There are two primitive campgrounds on the edge of the Long X area, the CCC Campground and the Summit Campground. Both offer quiet solitude on summer evenings. Both are also access points to the nearby trails. You find them beside U.S. Highway 85 just south of the North Unit of Theodore Roosevelt National Park. And the national park has a modern campground accessible to recreational vehicle owners as well as tent campers.
Wildlife abounds in this area, of course, for hunters, birders and photographers. Hunting is walk-in only.
But in spite of the recreational opportunities this proposed wilderness area offers, it is just the idea of Wilderness, with a Capital W, alone, that has beckoned conservationists to seek federal designation and permanent protection, especially in light of the tremendous pressure on our natural resource agencies from the oil and gas industry.
Here’s what Wilderness supporters wrote in their proposal to our Congressional delegation.
“As one treks up the broad valley of Summit Creek, south from the CCC Camp at the northern border of Long X Divide, the quiet is exaggerated by ringing in one’s ears.
“Slopes up and out of the canyon, and banks along the incised creek bed create benches vegetated with buffaloberry, silver sage, and higher up, Rocky Mountain juniper. Here is expansive solitude. This is wilderness.
“Switch-backing upward into higher tree country, one is awestruck by the vast forested green of Summit Canyon to the southeast and the contrasting aridity of Theodore Roosevelt National Park’s North Unit across the Little Missouri River to the north. Southern sister of the North Unit, the view from Long X Divide reveals a near desert aspect; reason enough to be called “Badlands.”

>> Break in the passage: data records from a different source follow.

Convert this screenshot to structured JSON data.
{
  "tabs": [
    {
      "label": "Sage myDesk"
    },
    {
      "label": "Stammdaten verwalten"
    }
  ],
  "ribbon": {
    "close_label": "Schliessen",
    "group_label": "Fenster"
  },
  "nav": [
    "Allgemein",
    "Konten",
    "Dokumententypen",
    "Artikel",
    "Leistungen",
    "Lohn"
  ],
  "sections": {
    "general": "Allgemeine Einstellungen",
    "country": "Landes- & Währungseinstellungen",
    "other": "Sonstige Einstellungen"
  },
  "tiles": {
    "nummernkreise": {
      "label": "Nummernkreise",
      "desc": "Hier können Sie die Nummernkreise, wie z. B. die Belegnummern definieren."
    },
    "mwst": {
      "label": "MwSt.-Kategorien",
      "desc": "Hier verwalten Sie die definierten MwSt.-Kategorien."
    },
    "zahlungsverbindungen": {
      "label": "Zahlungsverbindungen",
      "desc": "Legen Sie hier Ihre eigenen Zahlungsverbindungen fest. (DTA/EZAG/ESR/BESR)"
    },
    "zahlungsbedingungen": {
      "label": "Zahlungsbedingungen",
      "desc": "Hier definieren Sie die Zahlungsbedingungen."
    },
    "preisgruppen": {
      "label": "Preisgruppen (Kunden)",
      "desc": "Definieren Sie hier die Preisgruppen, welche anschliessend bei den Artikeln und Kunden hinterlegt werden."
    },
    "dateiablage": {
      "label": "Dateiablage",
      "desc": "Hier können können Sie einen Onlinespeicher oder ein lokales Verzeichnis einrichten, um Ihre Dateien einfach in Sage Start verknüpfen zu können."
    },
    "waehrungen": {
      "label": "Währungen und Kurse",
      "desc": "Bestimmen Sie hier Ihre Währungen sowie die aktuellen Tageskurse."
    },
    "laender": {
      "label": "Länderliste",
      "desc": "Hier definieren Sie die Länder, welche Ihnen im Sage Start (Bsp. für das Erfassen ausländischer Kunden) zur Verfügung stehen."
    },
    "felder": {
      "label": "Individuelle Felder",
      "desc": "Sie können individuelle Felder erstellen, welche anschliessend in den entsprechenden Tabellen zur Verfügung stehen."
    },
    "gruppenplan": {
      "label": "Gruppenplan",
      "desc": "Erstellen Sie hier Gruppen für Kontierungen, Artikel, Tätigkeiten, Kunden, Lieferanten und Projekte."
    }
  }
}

”Corral Creek, with its cottonwood, ash, chokecherry, and bermed evidence of flashfloods, meanders into west Long X Divide from the southeast. Cutting through remote canyons and rough terrain, it will journey beneath the southern flank of the Park’s Achenbach Hills and beyond.
“Pockets of aspen forest, rare to the Little Missouri River valley, grant one more layer of color, auditory delight, and wildlife habitat.
“Expansive mixed-grass prairie uplands in central and northwest Long X provide rich primitive hunting opportunity – with common sightings of mule deer, bighorn, and elk.
“Long X Divide is the only Suitable area on the Little Missouri National Grassland that includes the mature cottonwood forest of its namesake – the Little Missouri River.”
There’s been no action in Congress on the Wilderness proposal, but supporters are also looking at the possibility of protecting the area, as well as the other three Suitable for Wilderness areas, as a National Monument. I hope they do that.
Here’s a roadside sign as you approach the Long X Divide that’ll get your blood running.
(Reprinted from the September 2022 issue of Dakota Country magazine.)